Individual club owners come to MLS board meetings three times a year, in a tightly-knit partnership of wealthy and powerful individuals who make collective decisions driven by long-term strategic objectives.
But there are some dissenting voices, with one US soccer insider based in New York saying: "With the current economic downturn, I wonder how many people will pay around $40 to watch what can be games of a fairly average standard."
However, Jeff Agoos, sporting director of club New York Red Bull, says: "We are getting there.

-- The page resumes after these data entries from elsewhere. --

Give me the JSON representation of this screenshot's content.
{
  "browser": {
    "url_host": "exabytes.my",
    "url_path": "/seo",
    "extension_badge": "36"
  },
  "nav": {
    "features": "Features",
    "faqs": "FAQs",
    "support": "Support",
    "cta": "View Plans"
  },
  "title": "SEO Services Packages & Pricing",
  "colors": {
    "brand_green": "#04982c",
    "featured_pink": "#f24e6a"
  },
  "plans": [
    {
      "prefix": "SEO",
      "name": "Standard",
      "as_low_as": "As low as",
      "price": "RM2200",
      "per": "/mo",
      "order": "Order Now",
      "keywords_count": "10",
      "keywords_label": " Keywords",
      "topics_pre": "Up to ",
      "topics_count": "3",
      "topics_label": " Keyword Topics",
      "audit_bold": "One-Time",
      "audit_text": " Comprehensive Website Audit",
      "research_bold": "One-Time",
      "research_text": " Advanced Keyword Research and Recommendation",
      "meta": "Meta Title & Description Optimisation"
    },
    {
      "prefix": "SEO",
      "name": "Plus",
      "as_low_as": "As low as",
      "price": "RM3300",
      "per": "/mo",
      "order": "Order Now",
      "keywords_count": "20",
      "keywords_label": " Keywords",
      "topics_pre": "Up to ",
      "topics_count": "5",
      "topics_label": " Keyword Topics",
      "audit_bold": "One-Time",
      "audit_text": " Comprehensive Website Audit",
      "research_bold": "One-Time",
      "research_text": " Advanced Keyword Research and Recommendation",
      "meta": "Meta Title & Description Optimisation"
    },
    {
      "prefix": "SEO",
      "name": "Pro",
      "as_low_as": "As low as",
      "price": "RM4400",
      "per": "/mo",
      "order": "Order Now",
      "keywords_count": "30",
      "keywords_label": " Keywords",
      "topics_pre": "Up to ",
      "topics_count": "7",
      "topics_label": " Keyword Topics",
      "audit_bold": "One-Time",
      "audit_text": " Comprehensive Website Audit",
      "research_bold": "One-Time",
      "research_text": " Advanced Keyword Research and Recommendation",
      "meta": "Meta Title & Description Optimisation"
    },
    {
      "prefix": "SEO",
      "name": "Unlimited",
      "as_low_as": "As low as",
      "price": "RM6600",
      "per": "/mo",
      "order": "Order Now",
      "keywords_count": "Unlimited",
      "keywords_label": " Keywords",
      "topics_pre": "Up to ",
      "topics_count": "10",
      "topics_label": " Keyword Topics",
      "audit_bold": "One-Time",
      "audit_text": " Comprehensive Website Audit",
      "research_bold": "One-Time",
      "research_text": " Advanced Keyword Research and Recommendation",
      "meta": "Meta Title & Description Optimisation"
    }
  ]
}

We are pulling the fans in to soccer.
"We are getting the soccer message out there in the US and building a strong foundation."
World Cup rights
And Will Wilson of Soccer United Marketing, the marketing arm of MLS, says that getting football "into the mind of kids" is a key way to ensure growth and a continued future for the game in the US.
Mr Wilson, whose role is to gain football media exposure and credibility, adds: "We have also taken the approach that it is better to sell soccer through the combined MLS league approach rather than through promoting an individual star club or team."
Meanwhile, continued interest can be seen in the World Cup broadcasting rights value, which has soared in the US. A $425m deal has been signed with Fifa for the 2010 and 2014 World Cups combined.
And from 2007, clubs have been carrying individual sponsors on shirt fronts, as well as carrying the regulation MLS-wide sponsors on shirt backs.
So, rather than David Beckham precipitating all these many soccer developments, it was, insists Gazidis, "these developments that allowed us to buy David Beckham".